Counting only the lines below that contain the word "JSON", what is the total? Give it with no other words.

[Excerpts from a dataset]
━━━━━━━━

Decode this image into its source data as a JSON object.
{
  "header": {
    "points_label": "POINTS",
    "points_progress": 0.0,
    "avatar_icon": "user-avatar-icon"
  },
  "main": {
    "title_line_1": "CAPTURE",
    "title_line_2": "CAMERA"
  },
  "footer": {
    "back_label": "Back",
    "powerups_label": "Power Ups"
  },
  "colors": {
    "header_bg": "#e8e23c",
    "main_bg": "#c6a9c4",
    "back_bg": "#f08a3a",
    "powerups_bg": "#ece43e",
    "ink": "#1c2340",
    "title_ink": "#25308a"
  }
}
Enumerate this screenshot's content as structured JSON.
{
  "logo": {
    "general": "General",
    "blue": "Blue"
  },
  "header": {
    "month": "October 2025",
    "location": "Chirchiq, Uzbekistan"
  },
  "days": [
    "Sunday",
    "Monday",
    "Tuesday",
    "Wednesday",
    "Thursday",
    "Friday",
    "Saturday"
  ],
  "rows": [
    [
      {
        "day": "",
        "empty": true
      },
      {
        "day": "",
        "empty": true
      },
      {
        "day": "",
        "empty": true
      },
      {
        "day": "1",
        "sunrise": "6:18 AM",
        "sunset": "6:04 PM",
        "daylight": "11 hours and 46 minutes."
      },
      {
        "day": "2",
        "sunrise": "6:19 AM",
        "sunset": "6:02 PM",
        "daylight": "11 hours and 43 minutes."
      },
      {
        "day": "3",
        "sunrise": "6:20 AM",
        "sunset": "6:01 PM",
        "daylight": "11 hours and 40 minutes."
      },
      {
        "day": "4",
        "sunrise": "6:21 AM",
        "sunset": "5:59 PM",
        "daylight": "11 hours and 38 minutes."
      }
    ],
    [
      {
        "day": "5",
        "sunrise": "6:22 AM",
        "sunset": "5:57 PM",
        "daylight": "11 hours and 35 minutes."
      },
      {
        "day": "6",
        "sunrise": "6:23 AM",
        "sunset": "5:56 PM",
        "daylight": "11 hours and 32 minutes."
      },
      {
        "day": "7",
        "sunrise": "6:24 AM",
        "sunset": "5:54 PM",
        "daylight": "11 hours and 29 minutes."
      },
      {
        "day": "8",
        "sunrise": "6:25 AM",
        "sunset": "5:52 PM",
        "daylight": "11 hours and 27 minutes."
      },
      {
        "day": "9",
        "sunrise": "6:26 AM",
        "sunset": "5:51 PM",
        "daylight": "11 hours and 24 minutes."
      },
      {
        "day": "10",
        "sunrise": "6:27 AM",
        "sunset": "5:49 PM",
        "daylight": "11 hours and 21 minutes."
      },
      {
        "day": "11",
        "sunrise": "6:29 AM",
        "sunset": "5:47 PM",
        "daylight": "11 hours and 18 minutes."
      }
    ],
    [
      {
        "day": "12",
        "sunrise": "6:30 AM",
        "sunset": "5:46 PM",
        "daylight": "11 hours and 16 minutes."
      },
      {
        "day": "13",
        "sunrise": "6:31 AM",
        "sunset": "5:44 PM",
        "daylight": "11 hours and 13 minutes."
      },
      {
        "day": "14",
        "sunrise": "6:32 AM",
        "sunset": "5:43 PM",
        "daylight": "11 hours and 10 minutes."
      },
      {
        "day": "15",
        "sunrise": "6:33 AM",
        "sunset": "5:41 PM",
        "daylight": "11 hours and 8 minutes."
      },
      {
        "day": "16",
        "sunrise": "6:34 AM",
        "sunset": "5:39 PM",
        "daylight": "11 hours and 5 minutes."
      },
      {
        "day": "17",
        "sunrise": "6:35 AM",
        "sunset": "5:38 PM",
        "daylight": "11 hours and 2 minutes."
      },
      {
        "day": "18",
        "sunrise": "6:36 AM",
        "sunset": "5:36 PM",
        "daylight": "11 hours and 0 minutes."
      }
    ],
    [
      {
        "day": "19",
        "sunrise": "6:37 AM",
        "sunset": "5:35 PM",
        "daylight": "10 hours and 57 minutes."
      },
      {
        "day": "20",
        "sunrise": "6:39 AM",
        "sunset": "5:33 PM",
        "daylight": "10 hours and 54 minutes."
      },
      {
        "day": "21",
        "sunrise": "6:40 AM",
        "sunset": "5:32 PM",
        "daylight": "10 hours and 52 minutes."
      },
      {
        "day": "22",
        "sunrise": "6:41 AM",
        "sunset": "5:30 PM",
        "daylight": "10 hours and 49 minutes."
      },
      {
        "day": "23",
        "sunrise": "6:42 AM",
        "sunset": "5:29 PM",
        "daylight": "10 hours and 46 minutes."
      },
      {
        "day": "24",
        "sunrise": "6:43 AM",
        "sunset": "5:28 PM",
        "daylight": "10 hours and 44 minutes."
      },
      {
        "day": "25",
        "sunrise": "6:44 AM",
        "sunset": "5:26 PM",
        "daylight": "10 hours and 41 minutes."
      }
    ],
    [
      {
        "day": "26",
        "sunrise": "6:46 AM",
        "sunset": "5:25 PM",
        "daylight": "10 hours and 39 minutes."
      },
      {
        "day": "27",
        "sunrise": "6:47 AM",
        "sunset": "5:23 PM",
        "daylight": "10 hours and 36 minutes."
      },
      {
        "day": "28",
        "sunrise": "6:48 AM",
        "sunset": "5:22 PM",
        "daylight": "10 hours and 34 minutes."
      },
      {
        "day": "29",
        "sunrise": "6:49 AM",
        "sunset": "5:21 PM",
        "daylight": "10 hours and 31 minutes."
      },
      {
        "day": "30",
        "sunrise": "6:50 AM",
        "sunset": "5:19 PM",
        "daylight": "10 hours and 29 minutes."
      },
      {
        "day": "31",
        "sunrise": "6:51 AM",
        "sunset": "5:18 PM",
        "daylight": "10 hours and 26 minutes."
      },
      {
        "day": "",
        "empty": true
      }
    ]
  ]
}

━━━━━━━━

• **ANSWER TO THIS PROBLEM**: 2